Video: Bosco backup QB with 85-yard throw
D.J. Uiagalelei will be a backup this season but he has a huge arm.
He stands 6-foot-5, weighs 240 pounds, throws the ball at least 80 yards, Alabama and USC are among his 10 college offers and he's only 16-years-old. D.J. Uiagalelei
might be the best and most interesting backup quarterback in the country.
On Wednesday at a quarterback camp in Southern California, the rising St. John Bosco (Bellflower, Calif.)
sophomore was shown all over the internet hitting the crossbar with a toss from the 35-yard line — on the other side of the 50.
That took some of the attention from Harrison (Kennesaw, Ga.)
senior Justin Fields
, who just this week moved up as the No. 1 recruit in the country by 247Sports. At the same camp, Fields was filmed throwing a ball that landed 75 yards away.
"He's a big, massive, athletic kid with a ton of arm strength," said Bosco coach Jason Negro of Uiagalelei. "Better than that, he's a great kid from a great family and a great teammate."
The problem — or advantage — for the big, likeable kid is that he plays behind 5-10, 190-pound Re-al Mitchell
, the ultra-speedy and athletic Iowa State commit who last season as a junior led the 13-2 Braves to a California Open Division title and No. 6 national ranking.
Mitchell threw for 2,932 yards and 30 touchdowns and ran for 1,058 and 15 more scores in Bosco's high-octane zone-read attack.
Uiagalelei threw for more than 4,000 yards and 35 touchdowns on the Bosco freshman team last season, including wins over Bishop Gorman (Las Vegas) and Centennial (Corona, Calif.).
"He pretty much dominated frosh games," Negro said.
Those games were on Thursday and he suited up for the Braves on Friday but didn't take any snaps.
He definitely will this season and be a significant contributor, Negro said.
But Mitchell is clearly still the starter.
"Our stance as coaches has always been whoever is in position to help us win will play. Re-al is our guy. He's proven what he can do. But there will definitely be moments for D.J. to play," Negro said.
Uiagalelei comes from a football family. His uncle Iona Uiagalelei is associate head coach at Mt. San Antonio Junior College in nearby Walnut. He was too big to play as an eighth grader in youth leagues, according to Negro, before arriving at Bosco at more than 240 pounds.

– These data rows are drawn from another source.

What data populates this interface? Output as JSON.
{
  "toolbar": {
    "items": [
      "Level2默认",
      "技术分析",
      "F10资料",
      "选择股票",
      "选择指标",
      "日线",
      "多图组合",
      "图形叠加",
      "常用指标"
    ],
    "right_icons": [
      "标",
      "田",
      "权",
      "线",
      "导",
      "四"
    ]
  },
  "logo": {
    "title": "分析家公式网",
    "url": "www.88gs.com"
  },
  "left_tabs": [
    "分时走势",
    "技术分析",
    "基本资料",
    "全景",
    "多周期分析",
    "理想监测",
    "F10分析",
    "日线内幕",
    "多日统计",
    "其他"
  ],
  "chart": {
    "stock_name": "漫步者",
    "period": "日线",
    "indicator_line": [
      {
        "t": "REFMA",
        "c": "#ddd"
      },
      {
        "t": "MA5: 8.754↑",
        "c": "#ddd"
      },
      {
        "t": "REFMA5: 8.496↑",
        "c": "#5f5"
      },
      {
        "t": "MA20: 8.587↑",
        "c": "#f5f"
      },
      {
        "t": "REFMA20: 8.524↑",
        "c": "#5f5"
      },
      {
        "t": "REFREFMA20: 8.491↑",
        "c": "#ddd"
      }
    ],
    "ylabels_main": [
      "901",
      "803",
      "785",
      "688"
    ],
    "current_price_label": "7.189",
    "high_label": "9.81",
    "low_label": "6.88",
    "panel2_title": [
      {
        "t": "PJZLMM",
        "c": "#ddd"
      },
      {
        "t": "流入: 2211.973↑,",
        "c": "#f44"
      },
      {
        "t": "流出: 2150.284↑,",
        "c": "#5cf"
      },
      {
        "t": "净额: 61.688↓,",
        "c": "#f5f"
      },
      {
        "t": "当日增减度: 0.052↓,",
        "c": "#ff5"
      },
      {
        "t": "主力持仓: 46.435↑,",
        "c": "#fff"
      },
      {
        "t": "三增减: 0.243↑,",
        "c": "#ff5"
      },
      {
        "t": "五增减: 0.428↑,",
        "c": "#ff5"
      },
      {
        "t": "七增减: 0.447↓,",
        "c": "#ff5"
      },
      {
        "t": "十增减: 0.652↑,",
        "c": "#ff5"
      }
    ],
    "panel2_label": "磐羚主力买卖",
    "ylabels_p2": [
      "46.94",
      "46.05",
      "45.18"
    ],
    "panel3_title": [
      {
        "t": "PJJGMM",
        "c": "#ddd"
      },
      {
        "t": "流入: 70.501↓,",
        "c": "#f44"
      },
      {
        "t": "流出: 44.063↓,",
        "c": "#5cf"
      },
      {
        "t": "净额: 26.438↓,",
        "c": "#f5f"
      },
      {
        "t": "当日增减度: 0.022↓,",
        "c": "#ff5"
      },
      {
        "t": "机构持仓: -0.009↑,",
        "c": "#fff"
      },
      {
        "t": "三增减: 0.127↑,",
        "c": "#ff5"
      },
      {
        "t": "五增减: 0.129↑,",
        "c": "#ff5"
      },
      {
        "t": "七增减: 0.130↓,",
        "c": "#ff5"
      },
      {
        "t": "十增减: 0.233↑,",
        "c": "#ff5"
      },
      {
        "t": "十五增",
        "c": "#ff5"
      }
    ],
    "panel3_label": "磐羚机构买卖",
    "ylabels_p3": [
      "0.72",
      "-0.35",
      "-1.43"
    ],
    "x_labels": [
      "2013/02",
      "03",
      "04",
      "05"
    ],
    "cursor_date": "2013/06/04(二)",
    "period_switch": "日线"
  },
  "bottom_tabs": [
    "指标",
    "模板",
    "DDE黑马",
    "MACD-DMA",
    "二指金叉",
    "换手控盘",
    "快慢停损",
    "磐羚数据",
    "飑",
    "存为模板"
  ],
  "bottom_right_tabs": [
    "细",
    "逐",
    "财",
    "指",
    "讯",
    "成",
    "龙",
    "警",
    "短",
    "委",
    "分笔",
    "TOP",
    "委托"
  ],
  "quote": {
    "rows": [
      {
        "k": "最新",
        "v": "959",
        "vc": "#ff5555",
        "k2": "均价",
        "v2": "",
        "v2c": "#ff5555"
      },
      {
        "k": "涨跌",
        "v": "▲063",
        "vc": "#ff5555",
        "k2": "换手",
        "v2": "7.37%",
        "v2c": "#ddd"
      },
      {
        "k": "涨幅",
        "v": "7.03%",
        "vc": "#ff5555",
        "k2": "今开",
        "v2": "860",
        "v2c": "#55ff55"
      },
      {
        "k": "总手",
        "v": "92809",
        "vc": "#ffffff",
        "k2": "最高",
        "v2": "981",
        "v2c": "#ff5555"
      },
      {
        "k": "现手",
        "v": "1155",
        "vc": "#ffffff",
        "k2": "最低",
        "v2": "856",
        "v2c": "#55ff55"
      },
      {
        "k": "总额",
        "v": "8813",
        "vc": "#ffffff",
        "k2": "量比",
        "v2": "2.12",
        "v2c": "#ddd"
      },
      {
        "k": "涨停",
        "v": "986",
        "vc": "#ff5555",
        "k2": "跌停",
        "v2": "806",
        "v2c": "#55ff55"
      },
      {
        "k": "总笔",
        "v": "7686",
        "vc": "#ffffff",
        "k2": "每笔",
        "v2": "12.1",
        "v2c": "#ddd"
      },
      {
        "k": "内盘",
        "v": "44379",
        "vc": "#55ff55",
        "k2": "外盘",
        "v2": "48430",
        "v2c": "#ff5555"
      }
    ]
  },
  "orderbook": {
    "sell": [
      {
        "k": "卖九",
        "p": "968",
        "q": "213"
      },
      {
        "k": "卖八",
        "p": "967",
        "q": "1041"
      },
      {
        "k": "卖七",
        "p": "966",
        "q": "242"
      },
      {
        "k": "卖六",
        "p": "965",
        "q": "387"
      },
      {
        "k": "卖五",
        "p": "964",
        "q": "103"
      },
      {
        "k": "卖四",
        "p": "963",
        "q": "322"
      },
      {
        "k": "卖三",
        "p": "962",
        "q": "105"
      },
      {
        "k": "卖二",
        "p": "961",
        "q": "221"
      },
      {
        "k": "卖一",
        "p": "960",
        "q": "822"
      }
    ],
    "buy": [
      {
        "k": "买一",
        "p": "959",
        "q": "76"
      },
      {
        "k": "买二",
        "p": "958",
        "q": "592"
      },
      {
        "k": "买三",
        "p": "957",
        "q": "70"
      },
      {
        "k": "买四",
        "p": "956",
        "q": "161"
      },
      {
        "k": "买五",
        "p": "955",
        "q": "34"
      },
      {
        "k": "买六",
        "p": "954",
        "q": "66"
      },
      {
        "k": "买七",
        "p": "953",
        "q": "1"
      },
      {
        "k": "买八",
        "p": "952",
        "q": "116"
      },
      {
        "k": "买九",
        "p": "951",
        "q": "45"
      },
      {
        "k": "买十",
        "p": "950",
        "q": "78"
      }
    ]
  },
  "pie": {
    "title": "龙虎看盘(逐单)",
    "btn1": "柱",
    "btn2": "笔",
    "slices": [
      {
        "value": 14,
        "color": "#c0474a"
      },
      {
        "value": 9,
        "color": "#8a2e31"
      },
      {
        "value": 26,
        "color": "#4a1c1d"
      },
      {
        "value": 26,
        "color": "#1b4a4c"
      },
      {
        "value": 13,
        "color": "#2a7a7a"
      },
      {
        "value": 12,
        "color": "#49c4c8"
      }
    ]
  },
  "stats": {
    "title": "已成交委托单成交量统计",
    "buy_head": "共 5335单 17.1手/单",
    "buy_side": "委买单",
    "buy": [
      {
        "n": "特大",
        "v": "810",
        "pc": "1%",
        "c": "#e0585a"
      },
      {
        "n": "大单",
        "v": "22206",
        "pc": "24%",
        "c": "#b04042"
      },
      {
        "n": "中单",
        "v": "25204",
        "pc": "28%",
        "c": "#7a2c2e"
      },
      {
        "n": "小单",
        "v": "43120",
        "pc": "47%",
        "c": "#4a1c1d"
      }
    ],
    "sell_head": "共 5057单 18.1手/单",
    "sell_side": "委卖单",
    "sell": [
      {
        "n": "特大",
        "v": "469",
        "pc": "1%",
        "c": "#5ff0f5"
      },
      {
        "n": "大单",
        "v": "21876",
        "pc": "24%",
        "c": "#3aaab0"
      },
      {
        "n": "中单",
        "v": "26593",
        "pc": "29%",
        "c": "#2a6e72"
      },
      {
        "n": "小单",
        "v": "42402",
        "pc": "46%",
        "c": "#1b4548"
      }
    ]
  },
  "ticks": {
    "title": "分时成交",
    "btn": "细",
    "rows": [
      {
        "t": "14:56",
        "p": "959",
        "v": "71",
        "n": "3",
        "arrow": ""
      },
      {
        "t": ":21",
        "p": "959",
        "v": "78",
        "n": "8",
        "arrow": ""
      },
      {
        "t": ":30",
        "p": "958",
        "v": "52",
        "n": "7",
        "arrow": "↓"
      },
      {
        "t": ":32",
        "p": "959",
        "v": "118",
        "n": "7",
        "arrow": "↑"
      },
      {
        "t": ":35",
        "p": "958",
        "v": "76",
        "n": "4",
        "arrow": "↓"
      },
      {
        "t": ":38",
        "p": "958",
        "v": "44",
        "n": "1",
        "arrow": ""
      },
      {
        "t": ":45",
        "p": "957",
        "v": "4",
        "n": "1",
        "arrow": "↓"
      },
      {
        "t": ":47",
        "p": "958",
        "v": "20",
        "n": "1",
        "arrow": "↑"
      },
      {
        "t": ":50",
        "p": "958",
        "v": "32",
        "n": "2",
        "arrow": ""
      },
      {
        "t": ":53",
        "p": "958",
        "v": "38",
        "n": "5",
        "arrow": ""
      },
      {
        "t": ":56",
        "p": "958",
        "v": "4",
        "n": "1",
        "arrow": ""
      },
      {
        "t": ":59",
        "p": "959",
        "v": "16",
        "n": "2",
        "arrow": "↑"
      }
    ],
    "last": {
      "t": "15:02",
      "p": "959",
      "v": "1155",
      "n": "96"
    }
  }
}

He's also a promising baseball product. Uiagalelei was clocked at 86 miles per hour two years ago. He belted seven homers last year on the freshman squad — and MLB scouts attended some of his games.
"He's grown in height a little, slimmed down definitely and is athletic enough to run the zone read," said Negro, comparing him in size and athleticism to former Bosco quarterback and Heisman candidate Josh Rosen. "He gives us a much different look than Re-al but both are very capable of running the offense. It's a great combination to have fortunately."
More fortunate is how Mitchell and Uiagalelei get along, according to Negro.
"Re-al has been a great mentor to D.J.," Negro said. "D.J. is very laid back and has a great personality. All the kids love him. Re-al and D.J. feed off of each other. At some point there will definitely be a passing of the torch."
With another challenging schedule, including a season-opener at St. Thomas Aquinas (Fort Lauderdale, Fla.)
, the Braves will likely need both talents throughout the season.
In the meantime, Uiagalelei, who also played varsity basketball and baseball as a freshman, is gaining attention online and from colleges. He received his first college offer from Oregon State as an eighth-grader. In addition to USC and Alabama, he has offers from Utah, San Jose State, Oregon, Fresno State, Brigham Young, Arizona State and UCLA.
He already gets peppered with questions about his college plans even though he hasn't taken a varsity high school snap. Negro said Uiagalelei always stays humble, humorous and loyal with his replies.
"He tells them he's playing for his uncle at Mt. Sac," Negro said.